Superman may be the Man of Steel, but a Man of Steel does not live by heroism alone. In 1971, before the famous Christopher Reeve movies and the romantic getaway at his Fortress of Solitude, the inimitable Larry Niven (Ringworld, The Man-Kzin Wars, and many productive collaborations) decided to address that crucial facet of Superman’s existence—his sex life, the possible lack thereof, and the implications for his species and for humanity of him having one. The result is the short story “Man of Steel, Woman of Kleenex”, a snidely hilarious pseudo-clinical discussion of the carnal possibilities that is part speculative lab report, part contemplative essay, and wholly TMI.
Now, I’m not terribly familiar with the minutia of Superman’s legend, but I know that with his current grittier reimagining this might become more relevant than when he was the idealized all-American alien boy. Still. There’s a lot of skin peeled back here. Niven takes the question of interspecies humanoid sex to its neatly argued, logical conclusion in a charming display of reducto ad absurdum. It’s clear he’s having fun playing the little game he’s come up with. And it’s a good game. Let’s start with some of Niven’s ground rules:
“Superman’s sex problems are strictly physiological, and quite real. The purpose of this article is to point out some medical drawbacks to being a kryptonian among human beings, and to suggest possible solutions. The kryptonian humanoid must not be allowed to go the way of the pterodactyl and the passenger pigeon.”
Niven begins with the simple premise that Superman, at the time of his writing thirty-one years old and strappingly healthy, must be lonely for Kryptonian female companionship and a family of his own. His only option is terrestrial. He’s going to go for it. What could possibly go wrong?
Well, on a basic sociological level, there’s this: “A mating between Superman and Lois Lane would feel like sodomy-and would be, of course, by church and common law.”
From there the speculations become a bit more…graphic, as Niven theorizes on the actual physical effects of Kryptonian/Earthling love. The descriptive title Man of Steel takes on some interesting nuances within that context, and Niven deftly illustrates and then rules out the possibility of successful interspecies in-the-flesh romance.
But what of Kal El’s responsibility for carrying on his species? Why not assisted reproduction? That should work!
“All known forms of kryptonian life have superpowers.
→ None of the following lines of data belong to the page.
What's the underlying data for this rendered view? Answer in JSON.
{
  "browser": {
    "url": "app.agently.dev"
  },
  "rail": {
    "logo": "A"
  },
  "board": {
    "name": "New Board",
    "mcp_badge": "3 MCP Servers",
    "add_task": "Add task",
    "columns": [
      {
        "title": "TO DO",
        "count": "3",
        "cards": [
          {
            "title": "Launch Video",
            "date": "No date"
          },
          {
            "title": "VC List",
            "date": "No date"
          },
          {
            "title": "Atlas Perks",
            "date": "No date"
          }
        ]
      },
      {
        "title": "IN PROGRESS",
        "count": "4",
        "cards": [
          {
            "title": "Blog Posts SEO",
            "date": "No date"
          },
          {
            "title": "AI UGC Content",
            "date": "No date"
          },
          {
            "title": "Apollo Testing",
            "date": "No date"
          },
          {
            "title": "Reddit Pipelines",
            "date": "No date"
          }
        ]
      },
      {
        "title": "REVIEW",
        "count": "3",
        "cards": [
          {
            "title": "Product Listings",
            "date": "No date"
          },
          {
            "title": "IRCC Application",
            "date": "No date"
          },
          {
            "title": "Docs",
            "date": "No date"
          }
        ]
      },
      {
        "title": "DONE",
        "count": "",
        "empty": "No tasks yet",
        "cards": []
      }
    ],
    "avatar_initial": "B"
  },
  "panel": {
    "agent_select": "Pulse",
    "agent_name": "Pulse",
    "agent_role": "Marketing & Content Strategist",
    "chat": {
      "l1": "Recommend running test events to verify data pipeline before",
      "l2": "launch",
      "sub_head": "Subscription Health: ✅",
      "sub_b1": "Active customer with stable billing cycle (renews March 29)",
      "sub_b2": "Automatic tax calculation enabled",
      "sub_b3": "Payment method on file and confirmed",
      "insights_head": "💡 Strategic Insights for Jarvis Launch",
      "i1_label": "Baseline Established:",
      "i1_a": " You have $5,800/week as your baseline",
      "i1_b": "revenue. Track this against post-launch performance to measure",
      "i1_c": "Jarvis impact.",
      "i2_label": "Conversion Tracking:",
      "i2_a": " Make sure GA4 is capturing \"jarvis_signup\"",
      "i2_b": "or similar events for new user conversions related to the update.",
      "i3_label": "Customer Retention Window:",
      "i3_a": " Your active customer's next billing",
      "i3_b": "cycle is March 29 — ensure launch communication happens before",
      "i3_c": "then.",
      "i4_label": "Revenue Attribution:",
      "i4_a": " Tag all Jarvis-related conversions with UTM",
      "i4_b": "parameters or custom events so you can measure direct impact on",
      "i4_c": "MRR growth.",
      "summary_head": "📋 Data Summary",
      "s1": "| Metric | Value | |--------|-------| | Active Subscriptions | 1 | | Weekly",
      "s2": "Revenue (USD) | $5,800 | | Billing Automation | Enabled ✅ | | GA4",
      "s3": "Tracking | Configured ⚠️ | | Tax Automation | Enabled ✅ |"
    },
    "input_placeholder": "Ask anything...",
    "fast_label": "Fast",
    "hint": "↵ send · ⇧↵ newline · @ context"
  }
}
The same must hold true of living kryptonian sperm…They scatter without regard to what is in their path. They leave curved channels, microscopically small. Presently all will have found their way to the open air.That leaves LL with several million microscopic perforations all leading deep into her abdomen. Most of the channels will intersect one or more loops of intestine.”
The potential damage such potent cells could do is expounded on at some length. And the damage would not be limited to the innards of a human female. These little suckers would shoot through Metropolis like rockets, destabilizing infrastructure and causing war-like devastation as they escape, looking for love: “Metropolis is shaken by tiny sonic booms. Wormholes, charred by meteoric heat, sprout magically in all kinds of things: plate glass, masonry, antique ceramics, electric mixers, wood, household pets, and citizens. Some of the sperm will crack lightspeed. The Metropolis night comes alive with a network of narrow, eerie blue lines of Cherenkov radiation.”
With those difficulties in mind, Niven asks another pertinent question: “Can human breed with kryptonian? Do we even use the same genetic code? On the face of it, LL could more easily breed with an ear of corn than with Kal-El.” Let’s face it, if it is biologically (not just physically) impossible, why go through all the trouble in the first place? But Niven allows the random workings of chance to come into play, here, because after all, life will out. What impediment could utterly separate evolutions pose in the face of that?
So, after a number of broad leaps of logic, and going through a laundry list of bad outcomes and the extreme measures that would be needed to prevent them, Niven finally finds a way for a bouncing baby Kryptonian/human-hybrid to gestate and enter the world. A happy ending, as it were, to a very difficult problem.
“Man of Steel, Woman of Kleenex” may be best described as an exercise in over-thinking a purely speculative line of reasoning, a letter to Penthouse gone horribly wrong, or an extraordinarily maladapted love story to a comic-book legend. Heck, it could even be described as “Larry Niven vs. Superman”. Whatever you wish to call it, it is laugh-out-loud funny. By all means, read it. But maybe not as a way to get in the mood.
E.A. Ruppert contributes book and media reviews for NerdGoblin.com. Thanks for checking this out. To keep up with the latest NerdGoblin developments, please like us on Facebook , follow us on Twitter, and sign up for the NerdGoblin Newsletter.
And as always, please share your thoughts and opinions in the comments section!